* [ASSIGNED TASK]
For each line below that includes the string "HavanatourUK", show the whole line.

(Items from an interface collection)
+===+
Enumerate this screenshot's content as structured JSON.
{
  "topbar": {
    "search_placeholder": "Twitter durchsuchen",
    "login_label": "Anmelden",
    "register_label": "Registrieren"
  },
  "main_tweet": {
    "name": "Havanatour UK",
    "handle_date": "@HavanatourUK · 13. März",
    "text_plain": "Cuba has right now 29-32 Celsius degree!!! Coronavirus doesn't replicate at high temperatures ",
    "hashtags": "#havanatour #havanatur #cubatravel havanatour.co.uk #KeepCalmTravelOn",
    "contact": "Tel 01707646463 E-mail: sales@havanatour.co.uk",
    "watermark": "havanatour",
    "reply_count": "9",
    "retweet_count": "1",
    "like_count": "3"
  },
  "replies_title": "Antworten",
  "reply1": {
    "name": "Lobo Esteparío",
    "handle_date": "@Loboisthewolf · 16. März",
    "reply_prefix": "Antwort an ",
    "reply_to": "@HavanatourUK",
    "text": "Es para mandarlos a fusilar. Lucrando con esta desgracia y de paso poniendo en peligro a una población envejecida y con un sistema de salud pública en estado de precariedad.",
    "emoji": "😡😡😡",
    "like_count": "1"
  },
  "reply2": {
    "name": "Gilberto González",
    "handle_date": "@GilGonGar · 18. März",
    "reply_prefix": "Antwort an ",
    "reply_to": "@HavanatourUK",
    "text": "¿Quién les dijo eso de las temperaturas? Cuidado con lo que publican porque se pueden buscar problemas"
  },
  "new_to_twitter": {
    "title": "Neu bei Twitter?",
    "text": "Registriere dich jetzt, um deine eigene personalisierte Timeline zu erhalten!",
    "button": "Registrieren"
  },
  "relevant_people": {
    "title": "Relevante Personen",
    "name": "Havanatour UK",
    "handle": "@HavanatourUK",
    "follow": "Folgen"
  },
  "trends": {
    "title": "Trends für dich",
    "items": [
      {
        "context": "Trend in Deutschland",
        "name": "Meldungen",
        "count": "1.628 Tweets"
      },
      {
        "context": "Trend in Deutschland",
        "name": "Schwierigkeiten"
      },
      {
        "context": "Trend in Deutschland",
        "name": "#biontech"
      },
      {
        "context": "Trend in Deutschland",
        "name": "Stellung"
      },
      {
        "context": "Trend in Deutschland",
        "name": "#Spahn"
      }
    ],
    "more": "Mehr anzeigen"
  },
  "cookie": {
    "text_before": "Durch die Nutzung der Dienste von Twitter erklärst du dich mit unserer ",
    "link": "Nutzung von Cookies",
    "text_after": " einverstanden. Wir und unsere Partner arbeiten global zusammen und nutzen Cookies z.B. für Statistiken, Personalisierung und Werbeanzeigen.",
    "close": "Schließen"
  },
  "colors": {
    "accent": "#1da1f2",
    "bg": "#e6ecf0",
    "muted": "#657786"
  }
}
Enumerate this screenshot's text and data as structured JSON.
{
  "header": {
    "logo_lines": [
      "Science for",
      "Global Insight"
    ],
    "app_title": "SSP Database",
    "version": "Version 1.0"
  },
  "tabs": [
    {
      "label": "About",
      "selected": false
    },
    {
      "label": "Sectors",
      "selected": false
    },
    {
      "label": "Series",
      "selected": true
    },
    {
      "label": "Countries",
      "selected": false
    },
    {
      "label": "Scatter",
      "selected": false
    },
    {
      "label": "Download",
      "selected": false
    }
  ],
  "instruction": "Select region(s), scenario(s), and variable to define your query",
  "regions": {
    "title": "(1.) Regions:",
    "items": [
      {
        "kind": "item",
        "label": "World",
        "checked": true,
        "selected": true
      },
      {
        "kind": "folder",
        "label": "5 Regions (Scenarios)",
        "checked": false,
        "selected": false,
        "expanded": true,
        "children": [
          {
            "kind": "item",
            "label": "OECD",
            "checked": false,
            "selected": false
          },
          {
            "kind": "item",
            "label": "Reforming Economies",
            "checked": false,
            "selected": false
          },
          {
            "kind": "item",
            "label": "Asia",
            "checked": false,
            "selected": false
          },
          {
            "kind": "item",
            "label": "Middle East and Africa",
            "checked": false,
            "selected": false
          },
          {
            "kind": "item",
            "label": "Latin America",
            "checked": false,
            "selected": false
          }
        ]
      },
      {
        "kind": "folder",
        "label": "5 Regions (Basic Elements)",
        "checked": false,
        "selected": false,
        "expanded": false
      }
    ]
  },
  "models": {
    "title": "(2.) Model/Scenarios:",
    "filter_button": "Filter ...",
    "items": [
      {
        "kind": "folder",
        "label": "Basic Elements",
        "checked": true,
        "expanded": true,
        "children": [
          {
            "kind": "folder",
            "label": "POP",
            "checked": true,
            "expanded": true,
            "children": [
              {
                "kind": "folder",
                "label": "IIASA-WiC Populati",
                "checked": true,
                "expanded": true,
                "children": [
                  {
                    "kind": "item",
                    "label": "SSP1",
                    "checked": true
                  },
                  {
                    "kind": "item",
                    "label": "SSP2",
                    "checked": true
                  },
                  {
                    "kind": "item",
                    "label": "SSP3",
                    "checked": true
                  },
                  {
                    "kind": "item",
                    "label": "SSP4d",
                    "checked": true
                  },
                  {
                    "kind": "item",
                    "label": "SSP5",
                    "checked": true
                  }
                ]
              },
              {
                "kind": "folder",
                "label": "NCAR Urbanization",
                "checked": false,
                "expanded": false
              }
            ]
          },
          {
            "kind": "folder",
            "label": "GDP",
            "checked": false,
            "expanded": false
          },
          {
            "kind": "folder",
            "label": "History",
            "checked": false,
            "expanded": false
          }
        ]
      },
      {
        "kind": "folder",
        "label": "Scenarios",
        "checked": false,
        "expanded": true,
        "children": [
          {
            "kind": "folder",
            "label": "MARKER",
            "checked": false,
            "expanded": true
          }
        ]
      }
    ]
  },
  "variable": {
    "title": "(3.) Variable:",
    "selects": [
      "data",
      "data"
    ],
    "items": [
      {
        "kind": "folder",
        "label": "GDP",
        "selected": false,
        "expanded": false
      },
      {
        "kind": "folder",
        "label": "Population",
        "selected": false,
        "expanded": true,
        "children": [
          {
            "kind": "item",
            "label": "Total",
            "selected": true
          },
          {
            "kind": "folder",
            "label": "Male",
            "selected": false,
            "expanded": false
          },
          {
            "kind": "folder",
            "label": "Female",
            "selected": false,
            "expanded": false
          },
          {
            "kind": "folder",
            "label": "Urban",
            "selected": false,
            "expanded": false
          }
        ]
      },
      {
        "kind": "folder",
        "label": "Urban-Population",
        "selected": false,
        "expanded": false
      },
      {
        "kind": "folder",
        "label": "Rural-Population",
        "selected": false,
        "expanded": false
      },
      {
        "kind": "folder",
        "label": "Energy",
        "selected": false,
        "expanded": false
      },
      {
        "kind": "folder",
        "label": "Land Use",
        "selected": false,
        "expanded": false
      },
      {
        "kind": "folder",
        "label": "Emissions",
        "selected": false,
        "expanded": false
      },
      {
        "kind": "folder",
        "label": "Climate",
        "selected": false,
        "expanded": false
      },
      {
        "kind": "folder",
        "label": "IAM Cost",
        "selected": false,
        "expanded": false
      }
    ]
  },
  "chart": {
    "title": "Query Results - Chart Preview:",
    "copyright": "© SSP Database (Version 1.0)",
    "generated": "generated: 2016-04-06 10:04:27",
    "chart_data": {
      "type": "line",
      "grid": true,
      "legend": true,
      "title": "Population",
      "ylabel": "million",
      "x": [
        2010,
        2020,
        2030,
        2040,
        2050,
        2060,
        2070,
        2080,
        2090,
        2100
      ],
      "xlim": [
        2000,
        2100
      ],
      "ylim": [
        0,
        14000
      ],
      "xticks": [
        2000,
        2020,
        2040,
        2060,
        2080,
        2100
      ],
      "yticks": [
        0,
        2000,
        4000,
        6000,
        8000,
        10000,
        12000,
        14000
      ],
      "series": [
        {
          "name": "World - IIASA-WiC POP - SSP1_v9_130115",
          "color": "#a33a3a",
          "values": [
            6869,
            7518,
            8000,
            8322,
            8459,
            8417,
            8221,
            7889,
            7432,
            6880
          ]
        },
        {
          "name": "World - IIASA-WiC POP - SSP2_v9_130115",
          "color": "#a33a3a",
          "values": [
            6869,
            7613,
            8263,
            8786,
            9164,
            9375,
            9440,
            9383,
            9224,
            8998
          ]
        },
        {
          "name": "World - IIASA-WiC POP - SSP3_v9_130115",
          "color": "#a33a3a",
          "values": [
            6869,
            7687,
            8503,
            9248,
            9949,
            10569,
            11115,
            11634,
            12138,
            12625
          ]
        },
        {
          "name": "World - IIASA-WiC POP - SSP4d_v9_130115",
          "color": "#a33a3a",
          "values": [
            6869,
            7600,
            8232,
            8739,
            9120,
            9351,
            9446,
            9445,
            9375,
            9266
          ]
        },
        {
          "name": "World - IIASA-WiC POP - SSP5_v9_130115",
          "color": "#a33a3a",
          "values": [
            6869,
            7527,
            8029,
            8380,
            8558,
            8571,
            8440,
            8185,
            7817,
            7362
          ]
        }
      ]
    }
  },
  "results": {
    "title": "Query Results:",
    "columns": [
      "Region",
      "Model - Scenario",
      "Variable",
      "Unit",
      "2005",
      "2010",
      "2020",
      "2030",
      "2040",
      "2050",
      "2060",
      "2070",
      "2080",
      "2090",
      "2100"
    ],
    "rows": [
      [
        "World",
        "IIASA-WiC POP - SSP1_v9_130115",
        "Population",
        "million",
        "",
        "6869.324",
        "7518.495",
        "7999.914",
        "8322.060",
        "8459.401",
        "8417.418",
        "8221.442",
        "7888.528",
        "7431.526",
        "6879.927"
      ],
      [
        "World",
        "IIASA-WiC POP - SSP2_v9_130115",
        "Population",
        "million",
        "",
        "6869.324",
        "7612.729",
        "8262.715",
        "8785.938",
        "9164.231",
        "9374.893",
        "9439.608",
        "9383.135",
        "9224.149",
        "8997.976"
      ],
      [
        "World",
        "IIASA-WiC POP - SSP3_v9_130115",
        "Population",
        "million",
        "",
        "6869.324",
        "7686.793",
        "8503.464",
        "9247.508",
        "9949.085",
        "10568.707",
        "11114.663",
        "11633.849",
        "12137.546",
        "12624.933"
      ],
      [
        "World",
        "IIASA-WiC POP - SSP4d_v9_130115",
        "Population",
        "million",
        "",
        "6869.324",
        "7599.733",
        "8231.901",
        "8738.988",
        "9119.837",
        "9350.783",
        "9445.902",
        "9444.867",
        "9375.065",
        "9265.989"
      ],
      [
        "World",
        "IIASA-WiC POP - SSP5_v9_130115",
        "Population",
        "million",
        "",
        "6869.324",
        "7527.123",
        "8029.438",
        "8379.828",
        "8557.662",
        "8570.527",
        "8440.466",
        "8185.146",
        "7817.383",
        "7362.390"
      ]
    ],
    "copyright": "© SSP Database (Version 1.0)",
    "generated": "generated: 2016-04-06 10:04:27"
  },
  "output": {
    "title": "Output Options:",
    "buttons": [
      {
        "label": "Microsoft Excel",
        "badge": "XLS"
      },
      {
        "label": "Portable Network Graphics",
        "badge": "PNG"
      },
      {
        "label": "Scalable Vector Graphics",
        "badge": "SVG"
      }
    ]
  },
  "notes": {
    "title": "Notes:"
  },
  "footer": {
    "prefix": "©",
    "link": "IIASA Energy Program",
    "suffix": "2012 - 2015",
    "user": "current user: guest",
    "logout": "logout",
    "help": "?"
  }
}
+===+
* [RESPONSE]
    "handle_date": "@HavanatourUK · 13. März",
    "reply_to": "@HavanatourUK",
    "reply_to": "@HavanatourUK",
    "handle": "@HavanatourUK",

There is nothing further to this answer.